Skip Navigation Links weather.gov   
NOAA logo - Click to go to the NOAA homepage National Weather Service   NWS logo - Click to go to the NWS homepage
National Hurricane Center
Local forecast by
"City, St" or "ZIP"

 
Alternate Formats
   Text     |   Mobile
   Email   |   RSS XML/RSS logo
   About Alternates
Cyclone Forecasts
   Latest Advisory
   Past Advisories
   Audio/Podcasts
   About Advisories
Marine Forecasts
   Atlantic & E Pacific
   Gridded Marine
   About Marine
Tools & Data
   Satellite | Radar
   Analysis Tools
   Aircraft Recon
   GIS Datasets
   Data Archive
Development
   Experimental
   Research
   Forecast Accuracy
Outreach & Education
   Prepare
   Storm Surge
   About Cyclones
   Cyclone Names
   Wind Scale
   Most Extreme
   Forecast Models
   Breakpoints
   Resources
   Glossary | Acronyms
   Frequent Questions
Our Organization
   About NHC
   Mission & Vision
   Staff | Q&A
   Visitors | Virtual Tour
   Library Branch
   NCEP | Newsletter
Contact Us
   Comments
Follow the National Hurricane Center on Facebook Follow the National Hurricane Center on Twitter
Subscribe the National Hurricane Center on YouTube Read the National Hurricane Center Inside the Eye blog on WordPress
FirstGov.gov is the U.S. Government's official Web portal to all Federal, state and local government Web resources and services.
 
 

Hurricane CRISTOBAL Forecast Discussion

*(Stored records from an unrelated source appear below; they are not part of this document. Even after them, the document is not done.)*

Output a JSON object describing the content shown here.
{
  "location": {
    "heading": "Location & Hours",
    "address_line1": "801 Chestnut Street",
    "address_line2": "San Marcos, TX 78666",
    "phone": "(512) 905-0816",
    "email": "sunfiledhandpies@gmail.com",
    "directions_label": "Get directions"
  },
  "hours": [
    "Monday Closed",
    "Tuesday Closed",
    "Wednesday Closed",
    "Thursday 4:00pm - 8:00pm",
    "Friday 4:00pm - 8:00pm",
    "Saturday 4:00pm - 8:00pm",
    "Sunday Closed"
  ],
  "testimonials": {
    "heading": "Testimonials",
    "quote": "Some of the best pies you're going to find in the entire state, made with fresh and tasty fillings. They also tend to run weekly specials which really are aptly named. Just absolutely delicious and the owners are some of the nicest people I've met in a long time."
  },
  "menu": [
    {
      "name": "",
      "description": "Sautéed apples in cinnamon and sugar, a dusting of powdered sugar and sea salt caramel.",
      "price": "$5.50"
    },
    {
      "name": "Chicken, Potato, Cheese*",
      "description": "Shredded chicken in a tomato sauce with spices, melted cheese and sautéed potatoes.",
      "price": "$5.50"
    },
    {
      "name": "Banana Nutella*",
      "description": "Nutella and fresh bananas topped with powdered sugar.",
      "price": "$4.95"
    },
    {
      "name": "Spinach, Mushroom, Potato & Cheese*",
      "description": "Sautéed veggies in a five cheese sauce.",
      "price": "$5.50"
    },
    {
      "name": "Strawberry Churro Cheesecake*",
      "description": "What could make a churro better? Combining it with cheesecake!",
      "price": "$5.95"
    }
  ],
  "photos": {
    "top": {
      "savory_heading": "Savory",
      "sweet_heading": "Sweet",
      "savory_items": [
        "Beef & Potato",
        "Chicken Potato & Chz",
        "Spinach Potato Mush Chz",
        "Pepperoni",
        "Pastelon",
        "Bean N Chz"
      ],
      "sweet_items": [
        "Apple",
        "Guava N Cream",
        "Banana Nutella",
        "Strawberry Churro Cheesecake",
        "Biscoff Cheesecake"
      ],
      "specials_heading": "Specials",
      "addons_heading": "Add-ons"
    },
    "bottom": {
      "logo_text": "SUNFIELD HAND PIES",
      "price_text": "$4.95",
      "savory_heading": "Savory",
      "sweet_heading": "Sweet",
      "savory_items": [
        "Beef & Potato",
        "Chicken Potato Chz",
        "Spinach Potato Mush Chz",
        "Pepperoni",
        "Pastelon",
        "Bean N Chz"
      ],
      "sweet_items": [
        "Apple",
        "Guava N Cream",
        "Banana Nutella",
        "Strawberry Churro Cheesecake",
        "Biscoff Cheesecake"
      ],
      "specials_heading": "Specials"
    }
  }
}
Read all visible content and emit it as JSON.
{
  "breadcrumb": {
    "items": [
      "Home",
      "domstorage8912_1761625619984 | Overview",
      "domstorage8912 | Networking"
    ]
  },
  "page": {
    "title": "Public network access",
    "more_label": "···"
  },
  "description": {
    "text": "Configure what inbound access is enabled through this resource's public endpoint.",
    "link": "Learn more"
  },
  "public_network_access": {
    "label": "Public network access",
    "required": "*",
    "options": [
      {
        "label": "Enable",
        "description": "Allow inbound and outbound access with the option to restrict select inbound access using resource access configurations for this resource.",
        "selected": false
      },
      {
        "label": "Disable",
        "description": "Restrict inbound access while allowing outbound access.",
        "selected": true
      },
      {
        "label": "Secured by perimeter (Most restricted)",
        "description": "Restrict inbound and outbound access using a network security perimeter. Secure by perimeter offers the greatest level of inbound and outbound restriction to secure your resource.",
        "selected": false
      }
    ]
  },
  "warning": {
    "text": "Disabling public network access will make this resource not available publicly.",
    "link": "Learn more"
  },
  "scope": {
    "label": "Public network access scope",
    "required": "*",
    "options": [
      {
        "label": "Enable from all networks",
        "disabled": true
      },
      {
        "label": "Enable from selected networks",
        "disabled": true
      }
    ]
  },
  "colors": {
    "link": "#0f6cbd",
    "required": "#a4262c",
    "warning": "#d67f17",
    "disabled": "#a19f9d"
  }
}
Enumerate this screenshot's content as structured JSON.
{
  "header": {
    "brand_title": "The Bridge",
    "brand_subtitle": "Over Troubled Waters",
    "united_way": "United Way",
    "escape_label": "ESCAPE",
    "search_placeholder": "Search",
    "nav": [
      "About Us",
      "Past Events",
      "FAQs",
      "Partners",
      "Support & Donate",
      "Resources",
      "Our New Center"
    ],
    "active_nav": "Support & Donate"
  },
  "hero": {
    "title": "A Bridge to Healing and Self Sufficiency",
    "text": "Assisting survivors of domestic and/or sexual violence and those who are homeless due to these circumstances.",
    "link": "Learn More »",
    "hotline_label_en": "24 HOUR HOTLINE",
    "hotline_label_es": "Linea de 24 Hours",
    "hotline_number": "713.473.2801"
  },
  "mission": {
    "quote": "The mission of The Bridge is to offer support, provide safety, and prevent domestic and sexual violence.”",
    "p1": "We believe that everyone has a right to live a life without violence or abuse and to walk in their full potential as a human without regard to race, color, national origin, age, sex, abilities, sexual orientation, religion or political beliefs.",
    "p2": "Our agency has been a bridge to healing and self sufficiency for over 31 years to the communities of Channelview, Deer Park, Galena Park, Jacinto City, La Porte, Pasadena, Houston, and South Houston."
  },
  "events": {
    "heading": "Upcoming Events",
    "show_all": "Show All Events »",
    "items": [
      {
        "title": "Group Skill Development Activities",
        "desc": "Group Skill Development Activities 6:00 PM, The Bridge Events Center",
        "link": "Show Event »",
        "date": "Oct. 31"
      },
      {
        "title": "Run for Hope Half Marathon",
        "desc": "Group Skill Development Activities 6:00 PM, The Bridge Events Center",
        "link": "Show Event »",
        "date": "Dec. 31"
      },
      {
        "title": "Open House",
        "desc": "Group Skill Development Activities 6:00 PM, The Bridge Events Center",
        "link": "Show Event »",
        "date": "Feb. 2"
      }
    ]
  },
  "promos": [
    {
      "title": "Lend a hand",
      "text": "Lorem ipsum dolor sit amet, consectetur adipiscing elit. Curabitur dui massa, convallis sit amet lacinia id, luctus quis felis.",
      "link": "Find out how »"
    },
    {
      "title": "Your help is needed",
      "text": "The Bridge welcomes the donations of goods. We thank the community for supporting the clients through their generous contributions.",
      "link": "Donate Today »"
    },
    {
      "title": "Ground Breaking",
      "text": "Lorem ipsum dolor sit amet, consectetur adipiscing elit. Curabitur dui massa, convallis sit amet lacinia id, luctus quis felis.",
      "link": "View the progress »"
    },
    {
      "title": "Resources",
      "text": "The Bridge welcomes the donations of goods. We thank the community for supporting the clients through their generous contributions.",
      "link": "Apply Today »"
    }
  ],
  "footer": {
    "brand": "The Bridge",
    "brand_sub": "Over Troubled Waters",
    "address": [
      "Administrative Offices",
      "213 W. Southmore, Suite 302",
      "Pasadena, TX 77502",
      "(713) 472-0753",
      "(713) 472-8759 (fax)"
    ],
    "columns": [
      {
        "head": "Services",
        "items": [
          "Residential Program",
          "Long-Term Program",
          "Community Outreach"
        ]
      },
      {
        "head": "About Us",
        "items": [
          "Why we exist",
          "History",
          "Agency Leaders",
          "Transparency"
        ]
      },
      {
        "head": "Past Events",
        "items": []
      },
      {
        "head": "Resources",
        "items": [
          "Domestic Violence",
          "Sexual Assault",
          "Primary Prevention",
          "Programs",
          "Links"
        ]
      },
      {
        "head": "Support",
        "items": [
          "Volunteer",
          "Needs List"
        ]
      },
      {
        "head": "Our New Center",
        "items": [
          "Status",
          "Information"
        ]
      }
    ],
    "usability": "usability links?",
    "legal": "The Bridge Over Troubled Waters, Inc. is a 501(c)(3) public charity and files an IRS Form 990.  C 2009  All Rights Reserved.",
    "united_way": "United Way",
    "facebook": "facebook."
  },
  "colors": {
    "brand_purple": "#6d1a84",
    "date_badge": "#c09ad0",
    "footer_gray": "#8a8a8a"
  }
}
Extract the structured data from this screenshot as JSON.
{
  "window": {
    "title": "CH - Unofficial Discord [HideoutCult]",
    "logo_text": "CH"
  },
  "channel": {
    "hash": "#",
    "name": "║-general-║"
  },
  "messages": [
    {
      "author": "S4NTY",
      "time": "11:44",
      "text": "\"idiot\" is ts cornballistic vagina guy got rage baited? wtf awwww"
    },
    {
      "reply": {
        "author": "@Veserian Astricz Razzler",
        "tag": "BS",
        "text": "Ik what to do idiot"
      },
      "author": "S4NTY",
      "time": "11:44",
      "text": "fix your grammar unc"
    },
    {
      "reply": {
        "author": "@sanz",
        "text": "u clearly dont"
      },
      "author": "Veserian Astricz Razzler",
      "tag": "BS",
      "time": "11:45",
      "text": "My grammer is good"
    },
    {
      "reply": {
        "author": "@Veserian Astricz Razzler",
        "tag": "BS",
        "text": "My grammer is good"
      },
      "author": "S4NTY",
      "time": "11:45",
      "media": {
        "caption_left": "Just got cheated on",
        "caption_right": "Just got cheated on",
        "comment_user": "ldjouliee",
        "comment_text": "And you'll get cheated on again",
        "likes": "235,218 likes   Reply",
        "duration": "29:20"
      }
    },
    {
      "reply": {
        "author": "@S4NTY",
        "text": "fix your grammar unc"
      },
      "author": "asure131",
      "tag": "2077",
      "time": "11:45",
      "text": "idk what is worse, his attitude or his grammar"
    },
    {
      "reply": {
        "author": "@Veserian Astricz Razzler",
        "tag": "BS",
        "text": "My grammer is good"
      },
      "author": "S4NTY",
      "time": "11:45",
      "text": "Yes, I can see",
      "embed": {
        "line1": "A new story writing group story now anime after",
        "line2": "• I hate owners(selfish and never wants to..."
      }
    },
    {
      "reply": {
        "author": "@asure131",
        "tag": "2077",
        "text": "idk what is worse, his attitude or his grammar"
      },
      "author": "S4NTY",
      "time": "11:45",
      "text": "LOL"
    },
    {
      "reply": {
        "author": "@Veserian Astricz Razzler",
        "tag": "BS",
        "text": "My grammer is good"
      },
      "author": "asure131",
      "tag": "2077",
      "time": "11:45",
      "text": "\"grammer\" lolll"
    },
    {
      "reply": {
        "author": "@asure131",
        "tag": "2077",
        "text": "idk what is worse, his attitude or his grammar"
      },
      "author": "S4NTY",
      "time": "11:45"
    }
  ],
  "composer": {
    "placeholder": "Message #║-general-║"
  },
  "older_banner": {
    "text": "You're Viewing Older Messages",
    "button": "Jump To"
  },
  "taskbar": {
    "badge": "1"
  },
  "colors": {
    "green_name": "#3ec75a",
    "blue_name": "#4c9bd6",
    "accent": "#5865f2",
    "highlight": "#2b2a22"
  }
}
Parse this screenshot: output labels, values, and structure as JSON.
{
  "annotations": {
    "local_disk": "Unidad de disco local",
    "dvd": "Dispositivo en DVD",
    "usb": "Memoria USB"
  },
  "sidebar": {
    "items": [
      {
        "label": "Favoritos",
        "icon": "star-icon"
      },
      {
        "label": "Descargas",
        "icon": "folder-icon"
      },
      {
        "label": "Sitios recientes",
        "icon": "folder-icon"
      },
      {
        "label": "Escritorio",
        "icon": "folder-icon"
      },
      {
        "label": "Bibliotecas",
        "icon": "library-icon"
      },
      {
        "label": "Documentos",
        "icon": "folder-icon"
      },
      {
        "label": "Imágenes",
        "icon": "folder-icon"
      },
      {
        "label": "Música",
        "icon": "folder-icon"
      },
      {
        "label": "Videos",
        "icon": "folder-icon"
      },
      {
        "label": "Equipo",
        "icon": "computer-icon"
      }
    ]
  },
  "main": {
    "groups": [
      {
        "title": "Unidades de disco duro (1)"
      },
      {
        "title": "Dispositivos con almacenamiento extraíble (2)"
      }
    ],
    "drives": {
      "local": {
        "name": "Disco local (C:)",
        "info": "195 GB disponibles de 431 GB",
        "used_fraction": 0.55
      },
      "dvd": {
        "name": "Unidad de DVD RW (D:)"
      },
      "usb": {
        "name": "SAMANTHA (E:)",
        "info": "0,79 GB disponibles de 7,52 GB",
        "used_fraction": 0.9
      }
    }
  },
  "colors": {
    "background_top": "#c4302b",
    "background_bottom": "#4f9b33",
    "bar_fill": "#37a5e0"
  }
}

Home   Public Adv   Fcst Adv   Discussion   Wind Probs   Graphics   Archive  


000
WTNT44 KNHC 290839
TCDAT4

HURRICANE CRISTOBAL DISCUSSION NUMBER  23
NWS NATIONAL HURRICANE CENTER MIAMI FL       AL042014
500 AM AST FRI AUG 29 2014

Cristobal has begun extratropical transition.  The cloud pattern has
become much less symmetric and central convection has decreased,
along with dry air eroding the southern flank of the cyclone. Dvorak
classifications are a little lower and support an intensity of about
70 kt for this advisory.  The hurricane has now moved across the
north wall of the Gulf Stream over much colder waters.  This
change in environment usually causes a significant weakening of
a tropical cyclone, but in this case strong baroclinic forcing
should delay the cyclone's demise.  Post-tropical Cristobal will
likely remain a powerful extratropical cyclone over the north
Atlantic through early Sunday. Beyond that time, the system is
forecast to merge with another low near southern Greenland
and lose its identity.

The hurricane continues to accelerate, and the motion is now
055/43 kt with Cristobal moving rapidly within the mid-latitude
flow.  Dynamical track guidance indicates that this general motion
will continue during the next couple of days with a decrease
in forward speed and a small leftward turn due to Cristobal
interacting with the low near southern Greenland in the next day or
two.  The official track forecast is close to the dynamical model
consensus and the latest guidance from the Ocean Prediction Center.


FORECAST POSITIONS AND MAX WINDS

INIT  29/0900Z 42.1N  51.7W   70 KT  80 MPH
 12H  29/1800Z 45.4N  45.4W   65 KT  75 MPH...POST-TROP/EXTRATROP
 24H  30/0600Z 49.3N  39.1W   65 KT  75 MPH...POST-TROP/EXTRATROP
 36H  30/1800Z 52.9N  32.3W   60 KT  70 MPH...POST-TROP/EXTRATROP
 48H  31/0600Z 59.0N  24.0W   55 KT  65 MPH...POST-TROP/EXTRATROP
 72H  01/0600Z...ABSORBED

$$
Forecaster Blake




Quick Navigation Links:
Tropical Cyclone Forecasts  -  Tropical Marine Forecasts  -  Data Archive
Outreach  -  Prepare  -  About Cyclones  -  About NHC  -  Contact Us

NOAA/ National Weather Service
National Centers for Environmental Prediction
National Hurricane Center
11691 SW 17th Street
Miami, Florida 33165 USA
nhcwebmaster@noaa.gov
Disclaimer
Credits
Information Quality
Glossary
Privacy Policy
Freedom of Information Act (FOIA)
About Us
Career Opportunities
Page last modified: Friday, 29-Aug-2014 08:40:01 UTC